"I took them up in the lift — and they added a few personal touches to the art, which we all enjoyed."

The mural’s location at 112 S. Duke St. has become a "pilgrimage site" for patients as they travel to Duke Hospital, Bowler told Duke Today.

"When I got sick, I was overwhelmingly lonely," Kate Bowler said.

"It’s been really fun to see the ways the mural has resonated with people," Bowler added.

Pease noted the mural expresses Kate Bowler's words visually in a graceful way that invites people to think about the idea.


"We often receive photos of people in front of the mural, and they share a bit of their story with us, which is exactly what I hoped for — that the mural’s message would remind people that they are not alone," Bowler added.

The mural gives people an opportunity to share the feelings expressed on the wall — even as they have trouble expressing those same thoughts to those close to them.

mural Jeb Burt

This mural in downtown Durham, North Carolina — in the historic Brightleaf Square district of shops and restaurants and not far from Duke Hospital — has become a destination site for those who need healing, comfort and understanding. People appreciat (BURT / Fox News)

"When I got sick, I was overwhelmingly lonely," Bowler said.

"I believe that in every moment I’m in pain, there are some things we have to do alone," she added.

But she also believes other people can help us feel "less alone."

Kate Bowler's Everything Happens Initiative supports "storytelling, research and spiritual formation."

The location was also chosen because it is one block from a gas explosion that tragically killed two members of the local community, according to Duke Today.

On her podcast, "Everything Happens," Bowler conducts frank discussions of grief, loss and beauty with a range of people. Her Everything Happens Initiative supports "storytelling, research and spiritual formation," according to its website.

butterfly mural

This is another mural painted by Loren Pease — it's on the side of a yoga studio in Pittsboro, North Carolina. "Some of the most rewarding" murals she's created, she said, have been for hospitals or other "traditionally sterile" environments. (Loren Pease / Fox News)

On the topic of colorful and meaningful murals, Pease shared her passion for this art form.

"While over my career I have painted in many public and private facilities, some of the most rewarding, and therefore my favorite, have been in hospitals, such as Duke Children's Hospital" in Durham, Pease said.

"Adding colorful murals to a traditionally sterile environment where children sit for hours getting chemotherapy is incredibly transformative," she said.

Loren Pease mural

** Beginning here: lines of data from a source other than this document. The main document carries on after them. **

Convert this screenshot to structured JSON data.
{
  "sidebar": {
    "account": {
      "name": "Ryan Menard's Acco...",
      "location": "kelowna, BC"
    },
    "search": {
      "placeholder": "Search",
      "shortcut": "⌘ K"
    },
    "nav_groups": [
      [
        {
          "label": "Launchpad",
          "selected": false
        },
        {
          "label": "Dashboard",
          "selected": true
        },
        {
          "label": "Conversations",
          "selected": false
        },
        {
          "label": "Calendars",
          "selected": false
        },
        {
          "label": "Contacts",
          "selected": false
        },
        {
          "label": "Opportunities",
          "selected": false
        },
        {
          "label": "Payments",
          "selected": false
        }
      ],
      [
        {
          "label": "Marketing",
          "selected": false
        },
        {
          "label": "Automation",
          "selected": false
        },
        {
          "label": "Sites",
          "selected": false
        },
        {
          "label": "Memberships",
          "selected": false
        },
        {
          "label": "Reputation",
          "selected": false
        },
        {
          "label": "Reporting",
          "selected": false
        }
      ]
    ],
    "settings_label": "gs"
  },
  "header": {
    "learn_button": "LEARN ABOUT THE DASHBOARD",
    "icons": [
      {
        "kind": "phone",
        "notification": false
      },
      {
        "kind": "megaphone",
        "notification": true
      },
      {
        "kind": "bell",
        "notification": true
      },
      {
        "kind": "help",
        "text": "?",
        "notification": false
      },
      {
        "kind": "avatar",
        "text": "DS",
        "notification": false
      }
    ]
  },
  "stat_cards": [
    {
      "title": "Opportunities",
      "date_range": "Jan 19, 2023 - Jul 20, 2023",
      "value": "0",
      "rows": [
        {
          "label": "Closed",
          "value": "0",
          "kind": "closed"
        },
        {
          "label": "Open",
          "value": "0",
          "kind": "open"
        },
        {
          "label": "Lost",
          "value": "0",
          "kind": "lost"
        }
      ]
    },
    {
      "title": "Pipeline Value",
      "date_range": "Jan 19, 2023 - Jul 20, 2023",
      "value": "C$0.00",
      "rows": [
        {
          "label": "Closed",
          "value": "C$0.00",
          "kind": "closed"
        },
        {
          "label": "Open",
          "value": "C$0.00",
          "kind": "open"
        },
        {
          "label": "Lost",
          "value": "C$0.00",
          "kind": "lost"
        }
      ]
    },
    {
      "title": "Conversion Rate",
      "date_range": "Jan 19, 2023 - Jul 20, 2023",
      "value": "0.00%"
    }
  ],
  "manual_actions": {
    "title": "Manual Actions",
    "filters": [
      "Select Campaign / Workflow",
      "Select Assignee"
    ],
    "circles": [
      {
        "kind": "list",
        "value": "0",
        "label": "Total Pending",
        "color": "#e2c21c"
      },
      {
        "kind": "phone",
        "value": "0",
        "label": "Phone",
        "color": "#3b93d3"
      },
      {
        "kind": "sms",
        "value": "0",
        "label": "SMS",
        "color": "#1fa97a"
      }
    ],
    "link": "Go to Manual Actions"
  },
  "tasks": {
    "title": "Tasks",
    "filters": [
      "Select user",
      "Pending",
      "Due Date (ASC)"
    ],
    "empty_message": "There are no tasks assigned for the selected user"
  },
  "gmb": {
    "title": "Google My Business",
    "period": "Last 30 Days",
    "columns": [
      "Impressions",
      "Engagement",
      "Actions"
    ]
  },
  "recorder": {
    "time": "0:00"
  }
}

Loren Pease created this mural in collaboration with another artist, Michael Brown, she told Fox News Digital. It's located at Chapel Hill High School in Chapel Hill, North Carolina. (Loren Pease / Fox News)

Health care settings can often be intimidating for patients — but murals allow for a welcoming place for patients.

"I truly believe art is powerfully therapeutic, revealing the soul of the artist while touching the soul of the viewer at the same time," Pease added.


"The doctors and nurses share with me that patients love the murals — and often make up stories about the art on the wall. … [They name] the characters and imagine themselves in the story created in the art," she added.


She finds the ultimate satisfaction in bringing joy to others through her art.

"The Katie Bowler mural checked this box," added Pease.